## Task statement:
Restate all entries exactly.

## Source information:
------------------------------------

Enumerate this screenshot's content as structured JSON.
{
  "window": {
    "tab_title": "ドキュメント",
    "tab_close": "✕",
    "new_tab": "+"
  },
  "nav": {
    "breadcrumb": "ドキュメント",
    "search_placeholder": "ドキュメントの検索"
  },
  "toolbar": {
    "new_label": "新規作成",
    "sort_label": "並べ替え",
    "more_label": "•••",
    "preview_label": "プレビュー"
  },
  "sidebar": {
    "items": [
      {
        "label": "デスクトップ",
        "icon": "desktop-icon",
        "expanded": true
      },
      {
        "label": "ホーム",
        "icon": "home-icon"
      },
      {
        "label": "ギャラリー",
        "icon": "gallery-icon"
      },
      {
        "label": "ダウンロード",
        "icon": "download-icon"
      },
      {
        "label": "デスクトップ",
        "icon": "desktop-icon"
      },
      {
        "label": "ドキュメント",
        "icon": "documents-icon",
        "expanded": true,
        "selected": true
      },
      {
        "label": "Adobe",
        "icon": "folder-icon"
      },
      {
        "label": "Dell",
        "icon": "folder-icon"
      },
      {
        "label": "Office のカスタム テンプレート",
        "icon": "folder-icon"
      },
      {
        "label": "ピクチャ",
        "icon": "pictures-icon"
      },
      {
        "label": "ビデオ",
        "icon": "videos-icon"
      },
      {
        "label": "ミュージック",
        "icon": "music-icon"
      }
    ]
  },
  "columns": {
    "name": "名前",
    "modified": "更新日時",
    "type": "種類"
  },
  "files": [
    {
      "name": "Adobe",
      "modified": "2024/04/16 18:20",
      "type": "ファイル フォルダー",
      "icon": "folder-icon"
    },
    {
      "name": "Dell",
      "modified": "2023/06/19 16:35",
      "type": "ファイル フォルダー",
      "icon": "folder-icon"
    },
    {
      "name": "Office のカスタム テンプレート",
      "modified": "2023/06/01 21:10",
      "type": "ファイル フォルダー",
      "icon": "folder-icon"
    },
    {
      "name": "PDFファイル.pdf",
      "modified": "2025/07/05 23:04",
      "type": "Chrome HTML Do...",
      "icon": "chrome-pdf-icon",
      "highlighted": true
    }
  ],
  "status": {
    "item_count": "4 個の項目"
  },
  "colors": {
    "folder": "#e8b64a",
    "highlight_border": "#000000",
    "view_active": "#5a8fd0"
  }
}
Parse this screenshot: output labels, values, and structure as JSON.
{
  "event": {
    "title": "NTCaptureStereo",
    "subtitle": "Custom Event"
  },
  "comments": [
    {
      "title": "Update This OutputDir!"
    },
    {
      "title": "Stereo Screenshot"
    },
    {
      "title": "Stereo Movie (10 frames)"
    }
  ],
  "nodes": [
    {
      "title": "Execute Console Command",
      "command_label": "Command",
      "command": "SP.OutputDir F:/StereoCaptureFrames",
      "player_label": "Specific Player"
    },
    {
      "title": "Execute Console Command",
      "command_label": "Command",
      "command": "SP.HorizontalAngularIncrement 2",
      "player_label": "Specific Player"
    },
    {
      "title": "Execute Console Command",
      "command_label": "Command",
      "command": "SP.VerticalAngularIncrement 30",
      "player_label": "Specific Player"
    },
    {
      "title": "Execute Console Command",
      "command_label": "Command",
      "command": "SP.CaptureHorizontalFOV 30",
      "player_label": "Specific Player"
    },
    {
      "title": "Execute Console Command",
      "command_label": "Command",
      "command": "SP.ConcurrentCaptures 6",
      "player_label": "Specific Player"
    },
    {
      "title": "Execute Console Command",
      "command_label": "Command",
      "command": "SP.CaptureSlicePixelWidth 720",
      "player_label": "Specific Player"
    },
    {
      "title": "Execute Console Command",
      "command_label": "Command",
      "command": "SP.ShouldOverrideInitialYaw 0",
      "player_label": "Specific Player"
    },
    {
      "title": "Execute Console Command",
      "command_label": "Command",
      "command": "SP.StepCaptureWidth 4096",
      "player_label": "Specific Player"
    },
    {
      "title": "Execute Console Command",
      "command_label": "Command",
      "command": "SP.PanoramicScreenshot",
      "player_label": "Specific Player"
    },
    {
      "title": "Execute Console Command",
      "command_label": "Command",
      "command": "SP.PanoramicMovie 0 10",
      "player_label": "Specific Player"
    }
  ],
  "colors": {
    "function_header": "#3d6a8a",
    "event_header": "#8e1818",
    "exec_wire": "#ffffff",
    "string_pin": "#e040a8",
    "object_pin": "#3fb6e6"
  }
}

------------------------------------

## The completed task:
Enumerate this screenshot's content as structured JSON.
{
  "window": {
    "tab_title": "ドキュメント",
    "tab_close": "✕",
    "new_tab": "+"
  },
  "nav": {
    "breadcrumb": "ドキュメント",
    "search_placeholder": "ドキュメントの検索"
  },
  "toolbar": {
    "new_label": "新規作成",
    "sort_label": "並べ替え",
    "more_label": "•••",
    "preview_label": "プレビュー"
  },
  "sidebar": {
    "items": [
      {
        "label": "デスクトップ",
        "icon": "desktop-icon",
        "expanded": true
      },
      {
        "label": "ホーム",
        "icon": "home-icon"
      },
      {
        "label": "ギャラリー",
        "icon": "gallery-icon"
      },
      {
        "label": "ダウンロード",
        "icon": "download-icon"
      },
      {
        "label": "デスクトップ",
        "icon": "desktop-icon"
      },
      {
        "label": "ドキュメント",
        "icon": "documents-icon",
        "expanded": true,
        "selected": true
      },
      {
        "label": "Adobe",
        "icon": "folder-icon"
      },
      {
        "label": "Dell",
        "icon": "folder-icon"
      },
      {
        "label": "Office のカスタム テンプレート",
        "icon": "folder-icon"
      },
      {
        "label": "ピクチャ",
        "icon": "pictures-icon"
      },
      {
        "label": "ビデオ",
        "icon": "videos-icon"
      },
      {
        "label": "ミュージック",
        "icon": "music-icon"
      }
    ]
  },
  "columns": {
    "name": "名前",
    "modified": "更新日時",
    "type": "種類"
  },
  "files": [
    {
      "name": "Adobe",
      "modified": "2024/04/16 18:20",
      "type": "ファイル フォルダー",
      "icon": "folder-icon"
    },
    {
      "name": "Dell",
      "modified": "2023/06/19 16:35",
      "type": "ファイル フォルダー",
      "icon": "folder-icon"
    },
    {
      "name": "Office のカスタム テンプレート",
      "modified": "2023/06/01 21:10",
      "type": "ファイル フォルダー",
      "icon": "folder-icon"
    },
    {
      "name": "PDFファイル.pdf",
      "modified": "2025/07/05 23:04",
      "type": "Chrome HTML Do...",
      "icon": "chrome-pdf-icon",
      "highlighted": true
    }
  ],
  "status": {
    "item_count": "4 個の項目"
  },
  "colors": {
    "folder": "#e8b64a",
    "highlight_border": "#000000",
    "view_active": "#5a8fd0"
  }
}
Parse this screenshot: output labels, values, and structure as JSON.
{
  "event": {
    "title": "NTCaptureStereo",
    "subtitle": "Custom Event"
  },
  "comments": [
    {
      "title": "Update This OutputDir!"
    },
    {
      "title": "Stereo Screenshot"
    },
    {
      "title": "Stereo Movie (10 frames)"
    }
  ],
  "nodes": [
    {
      "title": "Execute Console Command",
      "command_label": "Command",
      "command": "SP.OutputDir F:/StereoCaptureFrames",
      "player_label": "Specific Player"
    },
    {
      "title": "Execute Console Command",
      "command_label": "Command",
      "command": "SP.HorizontalAngularIncrement 2",
      "player_label": "Specific Player"
    },
    {
      "title": "Execute Console Command",
      "command_label": "Command",
      "command": "SP.VerticalAngularIncrement 30",
      "player_label": "Specific Player"
    },
    {
      "title": "Execute Console Command",
      "command_label": "Command",
      "command": "SP.CaptureHorizontalFOV 30",
      "player_label": "Specific Player"
    },
    {
      "title": "Execute Console Command",
      "command_label": "Command",
      "command": "SP.ConcurrentCaptures 6",
      "player_label": "Specific Player"
    },
    {
      "title": "Execute Console Command",
      "command_label": "Command",
      "command": "SP.CaptureSlicePixelWidth 720",
      "player_label": "Specific Player"
    },
    {
      "title": "Execute Console Command",
      "command_label": "Command",
      "command": "SP.ShouldOverrideInitialYaw 0",
      "player_label": "Specific Player"
    },
    {
      "title": "Execute Console Command",
      "command_label": "Command",
      "command": "SP.StepCaptureWidth 4096",
      "player_label": "Specific Player"
    },
    {
      "title": "Execute Console Command",
      "command_label": "Command",
      "command": "SP.PanoramicScreenshot",
      "player_label": "Specific Player"
    },
    {
      "title": "Execute Console Command",
      "command_label": "Command",
      "command": "SP.PanoramicMovie 0 10",
      "player_label": "Specific Player"
    }
  ],
  "colors": {
    "function_header": "#3d6a8a",
    "event_header": "#8e1818",
    "exec_wire": "#ffffff",
    "string_pin": "#e040a8",
    "object_pin": "#3fb6e6"
  }
}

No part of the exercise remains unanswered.